From Freud's letter, in response to Einstein's letter (1932)

"If willingness to engage in war is an effect of the destructive instinct, the most obvious plan will be to bring Eros, its antagonist, into play against it. Anything that encourages the growth of emotional ties between men must operate against war. These ties may be of two kinds. In the first place they may be relationships resembling those towards a loved object, though without having a sexual aim. There is no need for psycho-analysis to be ashamed to speak of love in this connection, for religion itself uses the same words: 'Thou shalt love thy neighbour as thyself.' This, however, is more easily said than done. The second kind of emotional tie is by means of identification. Whatever leads men to share important interests produces this community of feeling, these identifications. And the structure of human society is to a large extent based on them."


 “Neurosis is always a substitute for legitimate suffering.” Carl Jung

 “There is a strange kind of tragic enigma associated with the problem of racism.

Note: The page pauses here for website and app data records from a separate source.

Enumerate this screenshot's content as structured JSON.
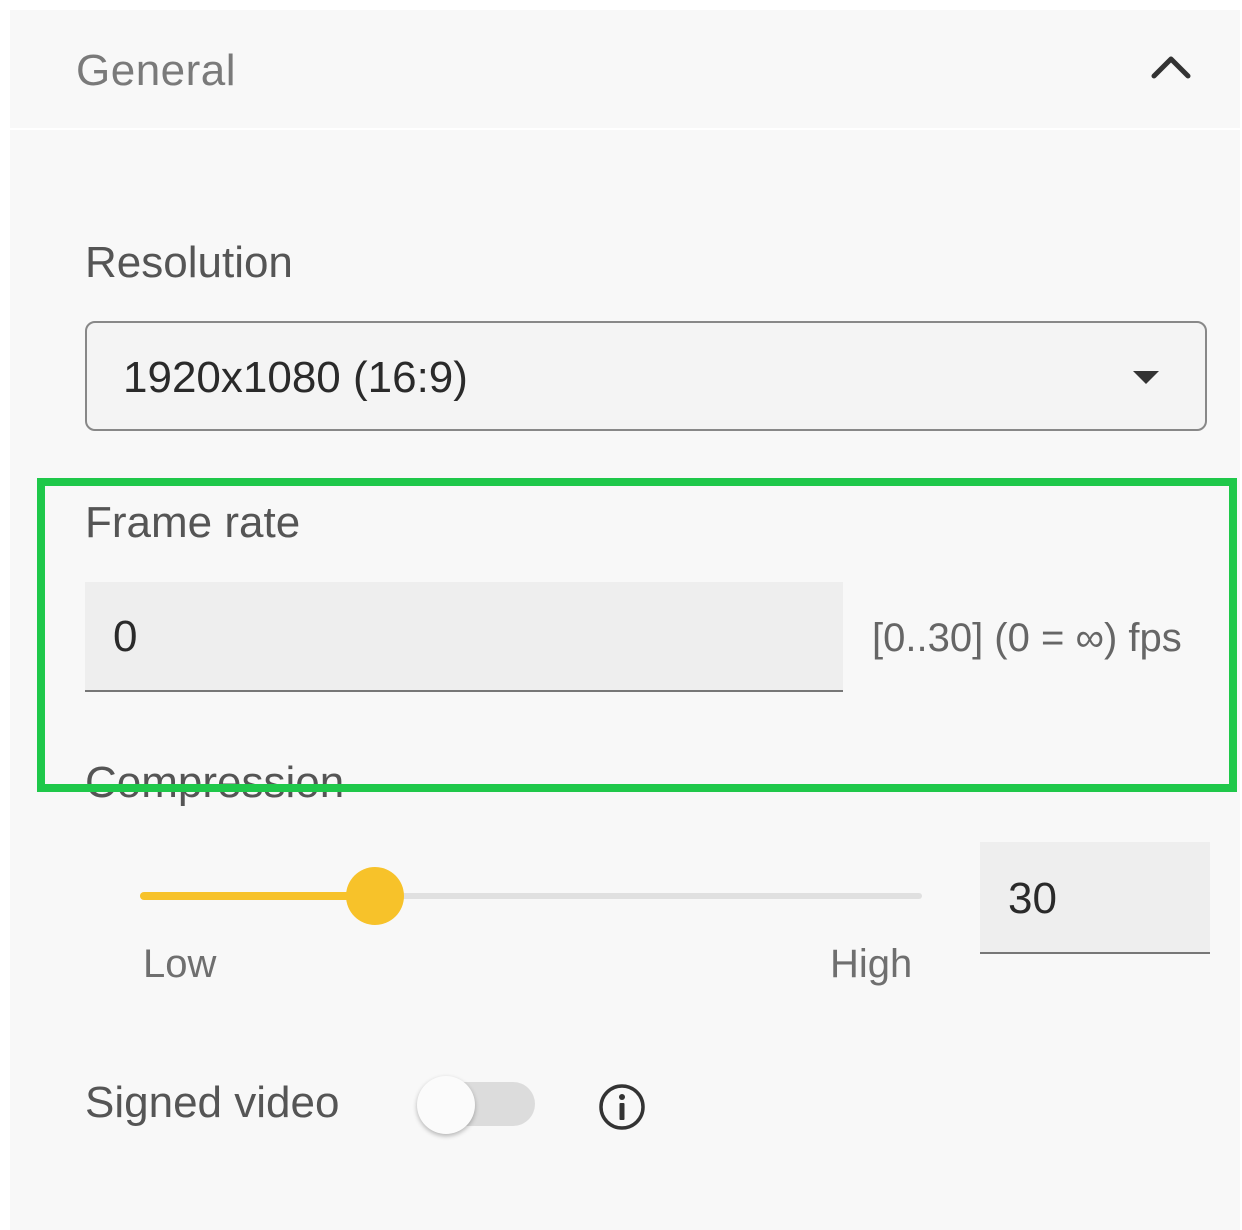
{
  "section": {
    "title": "General",
    "toggle_icon": "chevron-up-icon"
  },
  "resolution": {
    "label": "Resolution",
    "selected": "1920x1080 (16:9)",
    "arrow_icon": "dropdown-arrow-icon"
  },
  "frame_rate": {
    "label": "Frame rate",
    "value": "0",
    "hint": "[0..30] (0 = ∞) fps"
  },
  "compression": {
    "label": "Compression",
    "value": "30",
    "slider_fraction": 0.3,
    "low_label": "Low",
    "high_label": "High",
    "accent_color": "#f7c22a"
  },
  "signed_video": {
    "label": "Signed video",
    "enabled": false,
    "info_icon": "info-icon"
  },
  "highlight_color": "#1fc84a"
}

No one, or almost no one, wishes to see themselves as racist; still racism persists, real and tenacious.”  Albert Memmi


Autobiography in five short chapters

By Portia Nelson

 I walk down the street.

There is a deep hole in the sidewalk,

I fall in.  I am lost…I am helpless

It isn’t my fault.

It takes forever to find a way out.

I walk down the same street.

There is a deep hole in the sidewalk.

I pretend I don’t see it.  I fall in again.

I can’t believe I am in the same place.

But it isn’t my fault.

It still takes a long time to get out.

I walk down the same street.

There is a deep hole in the sidewalk.

I see it is there.  I still fall in…it’s a habit.

My eyes are open.  I know where I am.

It is my fault.  I get out immediately.

I walk down the same street.

There is a deep hole in the sidewalk.

I walk around it.

I walk down another street



From Nelson Mandela’s inauguration speech

           Our deepest fear is not that we are

          inadequate; our deepest fear is that,

          we are powerful beyond measure.


          It is our light, not our darkness

          that most frightens us.


          We ask ourselves, who am I to be,

          brilliant, gorgeous, talented, fabulous

          actually, who am I not to be?


          Your playing small does not serve the world

          there’s nothing enlightened about shrinking

          so that other’s won’t feel insecure around you.


          We are all meant to shine, as children do

          we were born to make manifest

          The glory that is within us.

          It is not just in some of us-it is in everyone.


          As we let our own light shine, we


          give others permission to do the same.


          As we are liberated from our fears,

          our presence automatically liberates others.